STARKVILLE, Miss. (WCBI) – An unknown allergy to a wasp sting almost took the life of a Starkville woman last month.
She says she’s alive today because of God and first responders.
That one wasp sting put Latasha Ellis in the hospital for a month and a two days.
She spent over a week in ICU, discovered she’s deathly allergic to several types of insects, and also underwent thyroid surgery.
She was released from North Mississippi Medical Center in Tupelo last Tuesday and just days later, was able to meet the people who saved her life.
Ellis woke up early on the morning of August 2nd to get ready for work.
Around 3:30 AM, her 11-year old son found her unresponsive in the bathtub and called his grandmother.
“I came in like this and she was over like that and I said, ‘Tasha, Tasha!’ She couldn’t move and I said, ‘EJ, we need to try to get your mamma up.’ So, I turn back around and I said, ‘Well, let me go so I can call 911,” says Ellis’s mother, Emma Cooperwood.
Within minutes, Starkville firefighters were at the house with a Pafford EMS ambulance right behind them.
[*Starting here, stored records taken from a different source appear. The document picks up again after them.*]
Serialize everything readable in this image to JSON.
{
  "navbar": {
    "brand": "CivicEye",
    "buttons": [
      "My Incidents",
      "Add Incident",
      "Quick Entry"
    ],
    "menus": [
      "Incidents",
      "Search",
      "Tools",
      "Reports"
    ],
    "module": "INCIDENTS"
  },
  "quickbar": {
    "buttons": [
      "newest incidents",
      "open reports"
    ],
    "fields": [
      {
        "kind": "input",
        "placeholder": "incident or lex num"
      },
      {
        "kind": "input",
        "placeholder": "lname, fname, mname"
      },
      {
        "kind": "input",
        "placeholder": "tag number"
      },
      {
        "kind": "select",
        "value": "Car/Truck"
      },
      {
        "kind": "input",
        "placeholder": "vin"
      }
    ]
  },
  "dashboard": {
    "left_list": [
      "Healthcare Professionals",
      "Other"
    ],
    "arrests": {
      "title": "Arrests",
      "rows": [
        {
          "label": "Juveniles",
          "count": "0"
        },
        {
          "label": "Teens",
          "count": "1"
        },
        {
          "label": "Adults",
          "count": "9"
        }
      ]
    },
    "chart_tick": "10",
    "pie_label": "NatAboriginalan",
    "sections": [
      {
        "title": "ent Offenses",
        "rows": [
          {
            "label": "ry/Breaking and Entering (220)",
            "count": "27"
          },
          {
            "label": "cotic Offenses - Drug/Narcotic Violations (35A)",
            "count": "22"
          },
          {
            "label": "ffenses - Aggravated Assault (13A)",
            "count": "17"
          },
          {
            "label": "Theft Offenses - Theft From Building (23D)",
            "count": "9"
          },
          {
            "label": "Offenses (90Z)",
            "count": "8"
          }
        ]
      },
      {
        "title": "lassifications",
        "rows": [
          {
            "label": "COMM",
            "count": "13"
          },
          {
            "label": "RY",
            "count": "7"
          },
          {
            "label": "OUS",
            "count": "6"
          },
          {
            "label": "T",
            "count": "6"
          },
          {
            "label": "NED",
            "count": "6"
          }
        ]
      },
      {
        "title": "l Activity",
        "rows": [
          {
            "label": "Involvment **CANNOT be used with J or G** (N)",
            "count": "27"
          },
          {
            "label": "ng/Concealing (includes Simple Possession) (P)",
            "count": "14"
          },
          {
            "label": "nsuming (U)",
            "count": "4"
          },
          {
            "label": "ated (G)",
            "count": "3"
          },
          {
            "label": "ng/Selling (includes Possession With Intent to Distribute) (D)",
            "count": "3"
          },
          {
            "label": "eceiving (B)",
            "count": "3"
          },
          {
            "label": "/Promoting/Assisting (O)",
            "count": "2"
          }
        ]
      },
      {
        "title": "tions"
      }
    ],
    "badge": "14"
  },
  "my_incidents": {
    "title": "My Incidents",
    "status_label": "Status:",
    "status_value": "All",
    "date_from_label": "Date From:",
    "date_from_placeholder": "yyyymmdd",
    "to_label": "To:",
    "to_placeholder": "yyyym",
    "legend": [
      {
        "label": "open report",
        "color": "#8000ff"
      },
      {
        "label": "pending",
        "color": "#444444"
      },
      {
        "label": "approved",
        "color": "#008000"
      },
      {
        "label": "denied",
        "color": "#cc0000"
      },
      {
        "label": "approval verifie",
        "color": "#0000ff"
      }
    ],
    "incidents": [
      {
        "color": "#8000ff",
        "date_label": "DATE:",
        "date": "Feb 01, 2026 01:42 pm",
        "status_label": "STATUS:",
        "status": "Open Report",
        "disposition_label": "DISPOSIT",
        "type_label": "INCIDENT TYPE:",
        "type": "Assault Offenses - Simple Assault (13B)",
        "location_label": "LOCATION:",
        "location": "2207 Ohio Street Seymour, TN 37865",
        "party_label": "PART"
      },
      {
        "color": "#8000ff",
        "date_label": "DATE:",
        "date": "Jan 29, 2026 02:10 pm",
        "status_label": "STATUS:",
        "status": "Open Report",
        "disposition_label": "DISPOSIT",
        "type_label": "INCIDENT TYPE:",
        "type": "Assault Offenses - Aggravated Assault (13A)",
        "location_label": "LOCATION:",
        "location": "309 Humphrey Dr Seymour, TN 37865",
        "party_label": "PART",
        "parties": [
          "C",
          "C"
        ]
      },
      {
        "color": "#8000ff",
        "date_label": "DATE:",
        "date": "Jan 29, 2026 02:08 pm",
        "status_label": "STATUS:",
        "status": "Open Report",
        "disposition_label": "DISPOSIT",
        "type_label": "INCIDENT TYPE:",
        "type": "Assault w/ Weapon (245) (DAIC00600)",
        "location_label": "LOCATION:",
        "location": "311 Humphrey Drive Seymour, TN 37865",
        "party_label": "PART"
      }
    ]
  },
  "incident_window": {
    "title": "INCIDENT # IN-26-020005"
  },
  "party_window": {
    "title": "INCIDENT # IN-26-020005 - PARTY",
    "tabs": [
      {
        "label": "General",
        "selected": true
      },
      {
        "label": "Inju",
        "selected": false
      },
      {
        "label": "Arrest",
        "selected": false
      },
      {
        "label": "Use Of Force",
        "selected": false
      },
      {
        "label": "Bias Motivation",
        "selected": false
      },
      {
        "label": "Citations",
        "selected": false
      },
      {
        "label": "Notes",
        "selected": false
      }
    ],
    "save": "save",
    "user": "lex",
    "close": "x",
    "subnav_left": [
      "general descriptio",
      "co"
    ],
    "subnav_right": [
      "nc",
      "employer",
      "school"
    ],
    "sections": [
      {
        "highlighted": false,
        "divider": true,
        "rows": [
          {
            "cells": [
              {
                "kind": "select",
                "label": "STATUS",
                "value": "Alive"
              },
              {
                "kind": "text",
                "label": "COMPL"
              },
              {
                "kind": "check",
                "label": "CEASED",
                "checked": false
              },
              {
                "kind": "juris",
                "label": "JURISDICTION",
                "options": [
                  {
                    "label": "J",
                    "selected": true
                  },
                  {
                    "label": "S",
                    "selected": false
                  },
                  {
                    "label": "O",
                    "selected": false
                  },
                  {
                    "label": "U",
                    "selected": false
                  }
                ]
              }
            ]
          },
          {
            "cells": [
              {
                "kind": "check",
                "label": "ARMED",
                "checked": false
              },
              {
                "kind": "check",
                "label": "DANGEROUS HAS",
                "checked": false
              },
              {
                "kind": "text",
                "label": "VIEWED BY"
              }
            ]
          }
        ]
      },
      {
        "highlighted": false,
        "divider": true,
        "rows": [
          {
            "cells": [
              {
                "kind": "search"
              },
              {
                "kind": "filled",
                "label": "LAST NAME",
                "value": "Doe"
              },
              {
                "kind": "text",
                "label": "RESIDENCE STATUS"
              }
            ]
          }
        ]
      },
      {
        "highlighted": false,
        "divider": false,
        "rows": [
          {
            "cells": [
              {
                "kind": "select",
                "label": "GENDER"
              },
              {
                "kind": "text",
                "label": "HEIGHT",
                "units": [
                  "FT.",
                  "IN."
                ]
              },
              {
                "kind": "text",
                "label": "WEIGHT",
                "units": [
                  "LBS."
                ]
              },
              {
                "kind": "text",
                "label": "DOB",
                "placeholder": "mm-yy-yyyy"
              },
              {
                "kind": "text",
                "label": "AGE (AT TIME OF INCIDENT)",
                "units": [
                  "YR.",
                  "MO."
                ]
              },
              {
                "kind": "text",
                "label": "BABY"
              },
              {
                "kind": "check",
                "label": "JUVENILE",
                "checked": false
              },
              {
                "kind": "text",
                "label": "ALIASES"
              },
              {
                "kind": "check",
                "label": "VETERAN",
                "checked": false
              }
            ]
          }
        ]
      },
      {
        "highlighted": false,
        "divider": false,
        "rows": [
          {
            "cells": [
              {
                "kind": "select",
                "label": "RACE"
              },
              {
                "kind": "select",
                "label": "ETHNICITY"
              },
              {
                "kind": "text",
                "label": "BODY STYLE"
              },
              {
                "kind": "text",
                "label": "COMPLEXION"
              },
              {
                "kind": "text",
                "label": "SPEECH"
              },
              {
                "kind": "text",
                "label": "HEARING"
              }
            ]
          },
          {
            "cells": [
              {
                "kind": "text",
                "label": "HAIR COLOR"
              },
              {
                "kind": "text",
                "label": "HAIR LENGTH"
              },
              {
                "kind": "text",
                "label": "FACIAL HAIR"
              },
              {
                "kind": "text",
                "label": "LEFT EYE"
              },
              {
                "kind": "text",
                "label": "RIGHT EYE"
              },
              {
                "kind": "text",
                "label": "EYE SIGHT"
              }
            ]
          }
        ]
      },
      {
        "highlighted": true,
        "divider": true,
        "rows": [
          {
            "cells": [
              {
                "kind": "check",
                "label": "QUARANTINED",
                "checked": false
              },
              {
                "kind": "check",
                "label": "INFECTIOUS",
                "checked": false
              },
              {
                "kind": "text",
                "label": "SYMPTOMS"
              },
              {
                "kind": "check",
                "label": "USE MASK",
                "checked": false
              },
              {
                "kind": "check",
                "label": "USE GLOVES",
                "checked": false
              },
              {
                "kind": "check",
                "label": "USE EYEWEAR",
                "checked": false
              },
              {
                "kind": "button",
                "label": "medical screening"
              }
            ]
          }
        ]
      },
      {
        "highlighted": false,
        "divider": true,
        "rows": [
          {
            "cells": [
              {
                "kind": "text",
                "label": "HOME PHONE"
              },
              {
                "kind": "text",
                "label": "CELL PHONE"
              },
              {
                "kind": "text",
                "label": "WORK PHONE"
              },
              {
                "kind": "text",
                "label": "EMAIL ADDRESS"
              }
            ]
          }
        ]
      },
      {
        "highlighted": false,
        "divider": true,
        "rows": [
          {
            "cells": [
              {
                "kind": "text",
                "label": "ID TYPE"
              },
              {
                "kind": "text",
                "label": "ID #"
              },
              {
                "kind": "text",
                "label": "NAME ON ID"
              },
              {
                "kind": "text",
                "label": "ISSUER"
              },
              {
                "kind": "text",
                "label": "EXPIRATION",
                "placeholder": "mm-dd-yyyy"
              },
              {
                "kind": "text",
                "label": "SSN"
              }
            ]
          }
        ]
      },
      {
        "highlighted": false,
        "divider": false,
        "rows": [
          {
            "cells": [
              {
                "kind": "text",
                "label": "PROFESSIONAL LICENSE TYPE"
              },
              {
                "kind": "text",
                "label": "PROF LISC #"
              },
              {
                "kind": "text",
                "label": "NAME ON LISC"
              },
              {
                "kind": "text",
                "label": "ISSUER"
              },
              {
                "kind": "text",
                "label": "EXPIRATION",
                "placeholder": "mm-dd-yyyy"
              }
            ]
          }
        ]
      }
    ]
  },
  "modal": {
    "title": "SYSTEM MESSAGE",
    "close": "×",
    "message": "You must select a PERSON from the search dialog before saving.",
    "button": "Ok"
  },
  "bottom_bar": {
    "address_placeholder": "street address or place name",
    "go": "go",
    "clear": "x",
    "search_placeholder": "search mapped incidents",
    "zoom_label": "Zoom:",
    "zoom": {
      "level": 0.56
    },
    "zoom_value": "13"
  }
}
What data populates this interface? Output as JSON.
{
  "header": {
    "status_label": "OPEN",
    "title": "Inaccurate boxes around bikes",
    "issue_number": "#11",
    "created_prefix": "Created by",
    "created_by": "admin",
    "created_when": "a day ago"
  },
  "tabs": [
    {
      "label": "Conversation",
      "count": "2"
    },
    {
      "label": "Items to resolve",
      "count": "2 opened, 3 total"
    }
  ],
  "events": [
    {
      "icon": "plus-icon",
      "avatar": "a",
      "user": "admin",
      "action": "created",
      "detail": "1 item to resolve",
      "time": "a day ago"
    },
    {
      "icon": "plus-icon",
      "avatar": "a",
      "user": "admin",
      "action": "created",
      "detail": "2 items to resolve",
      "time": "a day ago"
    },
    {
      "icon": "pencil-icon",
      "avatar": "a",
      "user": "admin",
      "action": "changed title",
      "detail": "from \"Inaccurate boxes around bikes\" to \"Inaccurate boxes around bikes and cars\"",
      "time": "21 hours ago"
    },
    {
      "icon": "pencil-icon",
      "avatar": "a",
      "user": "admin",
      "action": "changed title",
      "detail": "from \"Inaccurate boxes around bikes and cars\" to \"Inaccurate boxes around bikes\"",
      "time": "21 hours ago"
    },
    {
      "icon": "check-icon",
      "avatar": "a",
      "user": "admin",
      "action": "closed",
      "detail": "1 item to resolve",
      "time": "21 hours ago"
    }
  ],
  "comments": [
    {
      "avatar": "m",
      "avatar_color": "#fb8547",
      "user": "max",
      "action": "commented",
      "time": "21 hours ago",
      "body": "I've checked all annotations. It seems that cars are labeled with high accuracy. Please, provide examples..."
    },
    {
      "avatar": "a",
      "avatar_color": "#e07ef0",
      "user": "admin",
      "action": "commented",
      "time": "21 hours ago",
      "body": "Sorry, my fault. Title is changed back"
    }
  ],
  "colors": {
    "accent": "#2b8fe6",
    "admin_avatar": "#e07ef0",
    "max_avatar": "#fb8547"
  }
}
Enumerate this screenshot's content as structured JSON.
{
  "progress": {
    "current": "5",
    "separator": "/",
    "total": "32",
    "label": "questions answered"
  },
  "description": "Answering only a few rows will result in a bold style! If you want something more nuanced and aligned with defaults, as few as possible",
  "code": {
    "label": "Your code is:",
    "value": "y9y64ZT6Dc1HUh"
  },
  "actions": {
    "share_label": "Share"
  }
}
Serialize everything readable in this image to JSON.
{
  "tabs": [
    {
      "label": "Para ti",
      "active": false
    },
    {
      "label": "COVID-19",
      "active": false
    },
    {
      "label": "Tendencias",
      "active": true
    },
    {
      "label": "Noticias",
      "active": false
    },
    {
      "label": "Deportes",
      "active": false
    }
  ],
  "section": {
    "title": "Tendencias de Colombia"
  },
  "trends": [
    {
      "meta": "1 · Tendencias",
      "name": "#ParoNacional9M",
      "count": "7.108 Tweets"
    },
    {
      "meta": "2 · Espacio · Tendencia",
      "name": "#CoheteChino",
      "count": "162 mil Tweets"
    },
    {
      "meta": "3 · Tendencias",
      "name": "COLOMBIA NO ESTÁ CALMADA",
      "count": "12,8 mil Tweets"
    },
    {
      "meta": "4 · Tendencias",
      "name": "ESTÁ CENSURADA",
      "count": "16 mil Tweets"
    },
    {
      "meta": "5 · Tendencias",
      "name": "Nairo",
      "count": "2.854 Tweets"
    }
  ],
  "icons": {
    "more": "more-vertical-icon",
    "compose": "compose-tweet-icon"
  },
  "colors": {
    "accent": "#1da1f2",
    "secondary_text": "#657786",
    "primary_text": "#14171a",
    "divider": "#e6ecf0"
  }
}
“Over the bathtub face first, not talking, not moving, not anything. The firemen helped us, you know, move her out of the bathroom because the bathroom was tee-tiny and then we go back to the truck and get all of our, the stretcher,” says Pafford EMT, She`Williams.
From there, Ellis was taken to Columbus to get on an AirCare helicopter bound for Tupelo.
Teams of first responders were able to get Ellis from her bathtub in Starkville, to North Mississippi Medical Center in just 45 minutes.
“A few minutes later, she would’ve been, they would’ve been planning a funeral, instead of planning a celebration with the firefighters,” says Starkville Fire Chief Charles Yarbrough.
“I thank God for them because they made the right decision that night because I could have been dead, like the doctors told me if they would have waited, I would have been brain-dead, so I thank God for them. I thank God for blessing me to be alive,” says Ellis.
Within days of being released from the hospital, Ellis finally got to meet her heroes.
It was a heartfelt “thank you” for the men and women who saved her life.
For these first responders, it was a rare opportunity to see the positive results of their efforts.
“We never expected her to be able to walk again, or really come see us, and so for her to be able to walk up here and shake our hands and hug her neck, we were very excited, thrilled to see her. It makes it worth what we do,” says Pafford Paramedic, Drew Steele.
“Grateful for me that I actually did get to meet her. Grateful for her that she, you know, she’s able to come through this and live a wonderful life with her kids, her family,” says Starkville Fireman Lt. Todd Palmer.
Ellis now has to keep an EpiPen and Benadryl with her at all times.